In reaching its determination that the defendant could not be sued in California, the California Supreme Court explained that, for jurisdiction to exist, a defendant must have established certain “minimum contacts” with the state. A defendant that “purposefully availed” himself or herself of the benefits of the state by conducting business there, for example, might be subject to jurisdiction. The California court held that acting in a way that one knows or should know will cause injury to individuals or entities in another state, while potentially relevant to a finding of jurisdiction in combination with other circumstances, is insufficient, on its own, to satisfy this requirement. Instead, according to the California court, the defendant must have taken some action “expressly aimed at or targeting” the state in question. Because the court concluded there was no evidence that the defendant’s website had expressly targeted California or that any California resident had ever downloaded the program at issue or even visited the site, the court concluded that this requirement was not met.
The California Supreme Court’s decision highlights the fact that, although there has been an effort to develop new guidelines and tests for determining jurisdiction in Internet-related cases, such as the “sliding scale” analysis first described in Zippo Manufacturing Company v. Zippo Dot Com, Inc. (W.D. Pa. 1997), the ultimate inquiry, as in all cases, is whether the exercise of jurisdiction would offend “traditional notions of fair play and substantial justice” that are the foundation of conventional jurisdictional analysis. The Zippo court’s “sliding scale” suggests that websites fall along a spectrum: at one end are purely passive, information-only websites, while at the other are websites through which a party is doing business and knowingly entering into contracts with residents of the foreign state. Although the California Supreme Court appeared to conclude that the website in Pavlovich fell at the passive end of the spectrum, the fact that one could download data from the site suggests that the distinction made in Zippo is not so clear.
Ultimately, the California Supreme Court’s decision appears driven by the concern that applying the “effects test” adopted by the appellate court potentially could subject defendants in Internet-related cases to jurisdiction in every state in the country, a result that the California court concluded to be inconsistent with the fundamental principles of personal jurisdiction.

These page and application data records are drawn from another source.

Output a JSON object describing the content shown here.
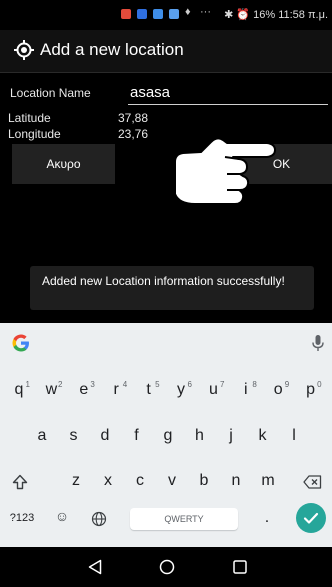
{
  "status_bar": {
    "text": "✱ ⏰ 16% 11:58 π.μ.",
    "more": "···",
    "icon_colors": [
      "#e34b3b",
      "#2f6fe0",
      "#3f8ee8",
      "#5aa0ee"
    ]
  },
  "app_bar": {
    "title": "Add a new location",
    "icon": "location-target-icon"
  },
  "form": {
    "name_label": "Location Name",
    "name_value": "asasa",
    "latitude_label": "Latitude",
    "latitude_value": "37,88",
    "longitude_label": "Longitude",
    "longitude_value": "23,76",
    "cancel_label": "Ακυρο",
    "ok_label": "OK"
  },
  "toast": {
    "message": "Added new Location information successfully!"
  },
  "keyboard": {
    "row1": [
      {
        "k": "q",
        "h": "1"
      },
      {
        "k": "w",
        "h": "2"
      },
      {
        "k": "e",
        "h": "3"
      },
      {
        "k": "r",
        "h": "4"
      },
      {
        "k": "t",
        "h": "5"
      },
      {
        "k": "y",
        "h": "6"
      },
      {
        "k": "u",
        "h": "7"
      },
      {
        "k": "i",
        "h": "8"
      },
      {
        "k": "o",
        "h": "9"
      },
      {
        "k": "p",
        "h": "0"
      }
    ],
    "row2": [
      "a",
      "s",
      "d",
      "f",
      "g",
      "h",
      "j",
      "k",
      "l"
    ],
    "row3": [
      "z",
      "x",
      "c",
      "v",
      "b",
      "n",
      "m"
    ],
    "symbols_label": "?123",
    "space_label": "QWERTY",
    "period": "."
  },
  "colors": {
    "accent": "#26a69a",
    "keyboard_bg": "#eceff1",
    "app_bg": "#000000"
  }
}
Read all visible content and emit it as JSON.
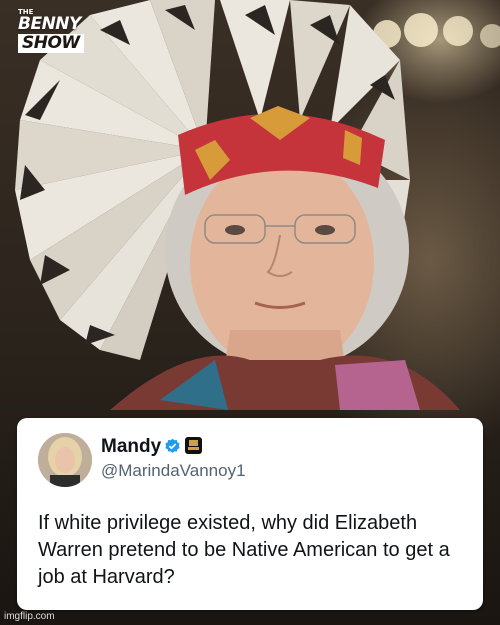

There are signs that the United States Supreme Court may be considering taking up the issue of personal jurisdiction in an appropriate Internet-related dispute. Approximately one month after the issuance of the California Supreme Court’s decision, United States Supreme Court Justice Sandra Day O’Connor granted a stay of the California Supreme Court’s judgment, based on an application asserting that the parties that brought this suit would be irreparably harmed by the publication of the decryption program during the pendency of their anticipated appeal. Subsequently, the website operator filed a response contending that the program was widely available from other sources, such that the claim of harm was implausible, and Justice O’Connor vacated the stay. Further developments therefore seem likely.